The outbreak of COVID-19 (followed by “social distancing” for much of the country) has been an adjustment for the entire business community, as well as academia. Students who are learning tech skills such as programming and cybersecurity have faced an abrupt transition from in-person to online classes. Some professors who are virtuosos in a physical classroom are likewise finding it difficult to get a sense of their new, virtual learning spaces.
“You need some kind of better technology to pan the room, even just rotating through the room, doing it randomly so you could see everybody’s faces and get some better idea of what people’s expressions are,” said Steven M. Bellovin, professor of computer science and member of the Data Science Institute at Columbia University.
When it comes to learning tech skills such as programming, cybersecurity and data science, there are also differences in how students learn online versus a live classroom setting. For instance, professors stuck with online teaching tools may not have the time or capability to give students 1:1 attention in labs that involve complicated tasks, such as setting up a distributed system. The teaching of hands-on tasks such as threading cable through a server rack is also radically altered.

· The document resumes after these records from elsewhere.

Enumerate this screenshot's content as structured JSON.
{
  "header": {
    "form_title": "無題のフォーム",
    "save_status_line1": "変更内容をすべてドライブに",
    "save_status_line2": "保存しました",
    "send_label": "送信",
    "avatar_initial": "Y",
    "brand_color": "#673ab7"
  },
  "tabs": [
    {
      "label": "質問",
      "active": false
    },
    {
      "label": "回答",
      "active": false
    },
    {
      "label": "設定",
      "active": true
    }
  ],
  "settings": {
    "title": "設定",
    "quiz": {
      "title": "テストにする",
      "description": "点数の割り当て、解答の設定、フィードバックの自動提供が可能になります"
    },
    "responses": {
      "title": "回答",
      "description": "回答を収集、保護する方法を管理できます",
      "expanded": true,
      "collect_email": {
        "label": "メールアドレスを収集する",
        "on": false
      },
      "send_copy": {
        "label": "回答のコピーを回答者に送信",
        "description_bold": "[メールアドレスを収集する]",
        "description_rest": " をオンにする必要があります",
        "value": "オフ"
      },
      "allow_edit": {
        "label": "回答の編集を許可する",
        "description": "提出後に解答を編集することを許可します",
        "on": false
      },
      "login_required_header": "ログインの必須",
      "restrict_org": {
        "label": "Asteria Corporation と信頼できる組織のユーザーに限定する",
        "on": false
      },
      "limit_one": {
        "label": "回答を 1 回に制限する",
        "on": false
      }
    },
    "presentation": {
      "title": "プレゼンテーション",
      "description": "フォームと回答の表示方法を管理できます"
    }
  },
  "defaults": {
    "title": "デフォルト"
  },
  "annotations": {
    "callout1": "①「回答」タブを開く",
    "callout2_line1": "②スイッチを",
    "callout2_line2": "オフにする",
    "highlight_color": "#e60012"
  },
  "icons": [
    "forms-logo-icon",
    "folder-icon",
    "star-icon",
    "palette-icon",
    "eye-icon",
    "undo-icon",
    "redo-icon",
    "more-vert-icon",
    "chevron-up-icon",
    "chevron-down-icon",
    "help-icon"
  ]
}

Nonetheless, the current crisis shouldn’t impede the generalized learning of tech skills, suggests David Joyner, executive director of the Online Master of Science in Computer Science (OMSCS) at the Georgia Institute of Technology.
“In the tech sector, everything is actually very well-suited to being taught online because you’re using the medium you’re learning about to do the learning,” Joyner said. “If you’re learning about programming, you’re already dealing with a computational environment. You’re learning about cybersecurity. You’re already dealing with platforms that are subject to that.”
Because of its procedural nature, tech studies can adapt well to the need for remote learning due to COVID-19. That means students have the flexibility to practice skills such as programming, debugging software and setting up infrastructure on their own time. Joyner considers classroom learning to be passive, which requires that students gradually absorb concepts. You can learn tech skills at your own pace through online learning.
In this new, online-centric learning environment, some students may face issues with the digital divide and who has broadband access, according to Bellovin. “That’s a societal problem,” he said.
Participation takes more effort in a video conferencing service than in a real classroom. It’s easy to talk over each other on a video conference, and students fumble to unmute themselves or find a “raise your hand” button, Bellovin said. When some people are remote and some in the room, the remote people are sometimes treated like “second class” when it comes to participation (which might not be a massive problem as many schools go all-virtual).
Bellovin also sees some timing issues in online learning, given how students and instructors may be in different time zones. And yet, despite his hesitation regarding online teaching, he thinks video conferencing is the best option available given the COVID-19 health crisis and the need to reduce the spread of infection.
“I don’t see a better alternative given the need for isolation, given the potential for massive infection in, for example, university dormitories with shared bathrooms and shared kitchens,” Bellovin said. “They undoubtedly did the right thing, and they acted before the largest society did, and I think correctly so.”
During the period of distance learning due to COVID-19, Bellovin plans to put grading on hold until professors can make a fair assessment of students’ work. Exams are the most difficult problem for him during this pandemic. “What do you do that’s scalable, when you’ve got a large classroom and people are scattered around the world that have to be alone?” he asked. Students are taking exams in multiple time zones, and Bellovin is thinking of giving students 24 or 48 hours to take a test.
However, tech-related learning could be suitable for remote assessment as students practice skills such as coding and determine for themselves when they’re ready to advance, according to Joyner.
Online learning of tech skills had already taken off before COVID-19 hit. But for many students, the biggest disruption right now isn’t a shift to online learning—it’s the stress of the crisis itself. “Everything has been disrupted. People’s lives have been upended,” Bellovin said. “At least three of my project students have said, ‘Well, OK, I need an extra week here, professor, because I’m forced to move.’”
COVID-19 may not be changing how technology is learned, but it is bringing some logistical and emotional adjustments for students, Joyner added. As with many other universities, Georgia Tech has moved to a distance-learning model for the remainder of the semester, and school has ended abruptly for some seniors. That has led to some internships being canceled.
Another factor affecting learning is the distractions at home for some people, rather than changes in the actual coursework, Joyner said.
Despite the benefits that online learning brings, the sudden change of routines due to the COVID-19 pandemic may turn people off to online learning in the future, according to Joyner. That’s because teachers haven’t had extensive training in this area. “We’re not giving instructors who haven’t taught online before a real great chance of success,” Joyner said. “This is an emergency situation.”
Still, the crisis could also influence some people to continue with remote learning, according to Joyner: “I think in the tech sector, I anticipate a more positive reaction because we’ve really already been doing this for several years.”